▶ **YOUR TASK**
How many lines in the records below contain "JSON"? Answer with the number alone.

--- ENTRIES SHOWN Enclosed Below ---

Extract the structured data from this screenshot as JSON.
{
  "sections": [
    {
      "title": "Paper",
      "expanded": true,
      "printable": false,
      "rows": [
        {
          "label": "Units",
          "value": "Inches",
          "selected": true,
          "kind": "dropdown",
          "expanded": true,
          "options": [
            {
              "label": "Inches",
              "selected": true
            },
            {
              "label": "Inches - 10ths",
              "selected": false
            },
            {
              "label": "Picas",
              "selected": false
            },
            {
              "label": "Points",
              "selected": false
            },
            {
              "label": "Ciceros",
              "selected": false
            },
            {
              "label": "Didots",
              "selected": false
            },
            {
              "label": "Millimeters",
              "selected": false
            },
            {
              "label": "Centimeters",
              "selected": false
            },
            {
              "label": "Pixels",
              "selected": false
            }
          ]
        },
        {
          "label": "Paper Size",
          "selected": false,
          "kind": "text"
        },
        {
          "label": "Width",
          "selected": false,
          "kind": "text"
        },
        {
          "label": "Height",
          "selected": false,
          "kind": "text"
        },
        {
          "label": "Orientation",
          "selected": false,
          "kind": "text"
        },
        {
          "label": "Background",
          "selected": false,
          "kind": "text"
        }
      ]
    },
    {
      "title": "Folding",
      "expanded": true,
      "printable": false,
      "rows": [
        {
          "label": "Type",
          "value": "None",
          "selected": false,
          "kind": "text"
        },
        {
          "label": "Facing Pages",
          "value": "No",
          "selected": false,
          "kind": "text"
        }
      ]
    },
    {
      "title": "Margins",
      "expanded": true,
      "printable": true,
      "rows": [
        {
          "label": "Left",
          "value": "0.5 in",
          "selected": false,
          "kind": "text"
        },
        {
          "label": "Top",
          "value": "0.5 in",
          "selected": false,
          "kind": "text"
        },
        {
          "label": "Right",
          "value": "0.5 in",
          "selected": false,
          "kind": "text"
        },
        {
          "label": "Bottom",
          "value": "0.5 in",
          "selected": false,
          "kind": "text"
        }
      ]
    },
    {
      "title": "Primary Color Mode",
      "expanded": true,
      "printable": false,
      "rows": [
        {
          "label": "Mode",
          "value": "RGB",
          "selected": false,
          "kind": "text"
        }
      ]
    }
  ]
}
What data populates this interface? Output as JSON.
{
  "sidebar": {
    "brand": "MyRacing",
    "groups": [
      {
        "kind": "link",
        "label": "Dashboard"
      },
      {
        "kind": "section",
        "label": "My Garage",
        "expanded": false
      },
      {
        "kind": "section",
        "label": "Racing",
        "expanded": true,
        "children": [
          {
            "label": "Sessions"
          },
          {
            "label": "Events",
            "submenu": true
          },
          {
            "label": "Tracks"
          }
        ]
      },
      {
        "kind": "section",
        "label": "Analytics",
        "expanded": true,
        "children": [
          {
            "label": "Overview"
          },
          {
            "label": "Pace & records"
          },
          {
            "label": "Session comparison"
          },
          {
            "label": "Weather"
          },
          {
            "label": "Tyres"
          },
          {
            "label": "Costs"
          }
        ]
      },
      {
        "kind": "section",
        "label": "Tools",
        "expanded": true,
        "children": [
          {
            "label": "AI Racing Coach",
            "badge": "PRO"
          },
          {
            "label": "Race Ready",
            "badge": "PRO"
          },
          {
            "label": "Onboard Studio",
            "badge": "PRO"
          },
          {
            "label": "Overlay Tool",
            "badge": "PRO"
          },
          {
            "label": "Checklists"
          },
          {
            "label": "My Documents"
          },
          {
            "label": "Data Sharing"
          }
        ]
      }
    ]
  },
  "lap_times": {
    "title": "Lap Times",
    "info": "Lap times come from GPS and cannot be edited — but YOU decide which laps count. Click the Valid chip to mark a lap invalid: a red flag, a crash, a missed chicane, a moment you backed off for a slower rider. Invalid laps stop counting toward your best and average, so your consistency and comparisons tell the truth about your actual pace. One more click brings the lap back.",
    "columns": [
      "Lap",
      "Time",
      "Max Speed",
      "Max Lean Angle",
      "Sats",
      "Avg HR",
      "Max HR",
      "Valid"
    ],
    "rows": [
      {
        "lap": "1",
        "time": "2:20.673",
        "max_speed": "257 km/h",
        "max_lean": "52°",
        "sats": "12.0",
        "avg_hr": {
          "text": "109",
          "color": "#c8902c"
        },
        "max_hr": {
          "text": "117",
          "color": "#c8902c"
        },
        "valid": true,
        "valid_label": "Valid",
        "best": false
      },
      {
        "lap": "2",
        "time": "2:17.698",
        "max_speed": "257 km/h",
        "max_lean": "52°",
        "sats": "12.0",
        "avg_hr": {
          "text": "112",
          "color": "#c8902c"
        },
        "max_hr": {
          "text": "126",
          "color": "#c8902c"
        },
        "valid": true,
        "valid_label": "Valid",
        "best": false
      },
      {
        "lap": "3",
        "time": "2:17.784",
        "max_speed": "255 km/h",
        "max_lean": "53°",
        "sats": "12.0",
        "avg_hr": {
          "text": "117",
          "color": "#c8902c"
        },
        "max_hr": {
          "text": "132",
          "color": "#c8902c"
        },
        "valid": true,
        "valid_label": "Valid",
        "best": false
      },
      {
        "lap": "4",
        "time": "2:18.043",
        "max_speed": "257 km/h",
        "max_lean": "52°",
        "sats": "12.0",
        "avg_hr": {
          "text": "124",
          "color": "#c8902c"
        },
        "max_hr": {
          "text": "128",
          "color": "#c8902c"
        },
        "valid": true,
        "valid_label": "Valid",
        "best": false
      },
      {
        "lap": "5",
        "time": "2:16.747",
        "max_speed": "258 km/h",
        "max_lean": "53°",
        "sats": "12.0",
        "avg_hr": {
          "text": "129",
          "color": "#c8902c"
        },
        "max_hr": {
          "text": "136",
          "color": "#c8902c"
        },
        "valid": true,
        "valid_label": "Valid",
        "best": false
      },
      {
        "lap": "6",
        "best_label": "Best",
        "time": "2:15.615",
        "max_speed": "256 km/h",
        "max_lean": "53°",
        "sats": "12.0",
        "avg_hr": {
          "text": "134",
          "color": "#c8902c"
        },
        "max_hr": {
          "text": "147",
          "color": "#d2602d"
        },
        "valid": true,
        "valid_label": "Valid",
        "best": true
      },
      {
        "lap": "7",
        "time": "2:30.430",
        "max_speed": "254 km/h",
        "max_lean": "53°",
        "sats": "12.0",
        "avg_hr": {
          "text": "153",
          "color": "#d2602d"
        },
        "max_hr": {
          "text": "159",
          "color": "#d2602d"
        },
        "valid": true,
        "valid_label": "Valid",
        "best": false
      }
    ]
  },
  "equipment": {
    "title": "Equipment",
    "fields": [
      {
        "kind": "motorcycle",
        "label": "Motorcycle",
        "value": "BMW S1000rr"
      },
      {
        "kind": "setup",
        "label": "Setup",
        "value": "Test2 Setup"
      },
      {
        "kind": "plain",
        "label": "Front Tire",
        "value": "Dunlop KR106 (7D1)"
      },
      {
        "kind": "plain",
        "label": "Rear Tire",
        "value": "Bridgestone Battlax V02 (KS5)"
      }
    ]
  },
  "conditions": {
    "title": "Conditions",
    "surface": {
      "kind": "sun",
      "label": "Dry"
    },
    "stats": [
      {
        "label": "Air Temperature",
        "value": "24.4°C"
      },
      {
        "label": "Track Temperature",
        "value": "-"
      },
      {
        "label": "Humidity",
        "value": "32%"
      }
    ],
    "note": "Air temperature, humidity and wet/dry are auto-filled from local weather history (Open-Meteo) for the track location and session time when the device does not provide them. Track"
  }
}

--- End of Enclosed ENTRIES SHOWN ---

▶ **FINISHED EXERCISE**
2